There were journeys abroad and a busy professional life, from which summer holidays at theestate of lvanovka, which he finally acquired from the Satins in 1910, provided respite.
All this was interrupted with the abdication of the Tsar in 1917 and the beginning of therevolution.
Rachmaninov left Russia in 1917. Fromthen until his death in Beverley Hills in 1943, he was obliged to rely largely onperformance for a living. Now there was very much less time for composition, as heundertook demanding concert tours, during which he dazzled audiences in Europe and Americawith his remarkable powers as a pianist. His house at lvanovka was destroyed in theRussian civil war, and in 1931, the year of the Corelli Variations, his music was bannedin Russia, to be permitted once more two years later. He spent much time in America, wherethere were lucrative concert tours, but established a music publishing house in Paris andbuilt for himself a villa near Lucerne, where he completed his Paganini Rhapsody in 1934 and his Third Symphony ayear later. In 1939 he left Europe to spendhis final years in the United States.
The first set of Preludes, published in 1903 as Op. 23, begins a series that, with thethirteen Preludes of the later Op. 32, completed in 1910, makes use of all major andminor keys, with the exception of C Sharp Minor, already claimed by the Op. 10 Prelude in that key. The procession of keys,however, lacks the logic of Chopin's similar work. The thirteen Preludes of Opus32 open in a dramatic C major, followed by a gentle Siciliano rhythm in thesecond Prelude, in B fiat minor. Ahistrionic E major Prelude is followed bythe increasing brilliance of its successor, in E minor. Relatively tranquil lyricalmoments continue to alternate with the passionate or dramatic, as the series unfolds,reaching what some have regarded as its height in the tenth Prelude, in B minor. The mood subsides to a liltingB major, a singing G sharp minor and a final D fiat major, a positive and optimisticanswer to the Slav melancholy perceived in its isolated earlier counterpart in C sharpminor.

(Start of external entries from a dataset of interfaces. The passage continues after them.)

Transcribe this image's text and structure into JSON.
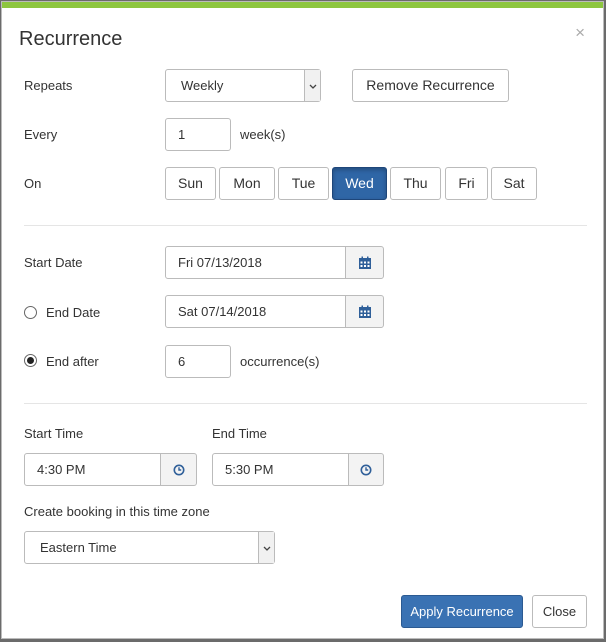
{
  "dialog": {
    "title": "Recurrence",
    "close_glyph": "×"
  },
  "repeats": {
    "label": "Repeats",
    "value": "Weekly",
    "remove_label": "Remove Recurrence"
  },
  "every": {
    "label": "Every",
    "value": "1",
    "unit": "week(s)"
  },
  "on": {
    "label": "On",
    "days": [
      "Sun",
      "Mon",
      "Tue",
      "Wed",
      "Thu",
      "Fri",
      "Sat"
    ],
    "selected": "Wed"
  },
  "start_date": {
    "label": "Start Date",
    "value": "Fri 07/13/2018",
    "icon": "calendar-icon"
  },
  "end_date": {
    "label": "End Date",
    "value": "Sat 07/14/2018",
    "checked": false,
    "icon": "calendar-icon"
  },
  "end_after": {
    "label": "End after",
    "value": "6",
    "unit": "occurrence(s)",
    "checked": true
  },
  "start_time": {
    "label": "Start Time",
    "value": "4:30 PM",
    "icon": "clock-icon"
  },
  "end_time": {
    "label": "End Time",
    "value": "5:30 PM",
    "icon": "clock-icon"
  },
  "timezone": {
    "label": "Create booking in this time zone",
    "value": "Eastern Time"
  },
  "footer": {
    "apply_label": "Apply Recurrence",
    "close_label": "Close"
  },
  "colors": {
    "accent": "#8dc63f",
    "primary": "#3a72b3",
    "selected_day": "#2f66a6"
  }
}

To transcribe a work of Fritz Kreisler is a case of thetranscriber transcribed, since the Austrian violinist was an adept at the art, althoughsome of his transcriptions were, in fact, original compositions, as was later revealed.
The celebration of the joys and sorrowsof love, described as old Viennese dances, seems to be original Kreisler.
Rachmaninov, however, with the possibilities of the piano in front of him, makes of bothcompositions works of much greater complexity, demanding more of the player than Kreislerhad done of the violinist. The first of the two, in particular, is much extended.
Born in Ankara, Idil Biret began piano lessons at the age ofthree. She displayed an outstanding gift for music and graduated from the ParisConservatoire with three first prizes when she was fifteen. She studied piano with AlfredCortot and Wilhelm Kempff, and composition with Nadia Boulanger.
Since the age of sixteen Idil Biret has performed in concertsaround the world playing with major orchestras under the direction of conductors such asMonteux, Boult, Kempe, Sargent, de Burgos, Pritchard, Groves and Mackerras. She hasparticipated in the festivals of Montreal, Persepolis, Royan, La Rochelle, Athens, Berlin,Gstaad and Istanbul. She was also invited to perform at the 85th birthday celebration ofWilhelm Backhaus and at the 90th birthday celebration of Wilhelm Kempff.
Idil Biret received the Lily BoulangerMemorial Fund award (1954/1964), the Harriet Cohen/Dinu Lipatti Gold Medal (1959) and thePolish Artistical Merit Award (1974) and was named Chevalier de l'Ordre du Merite in1976.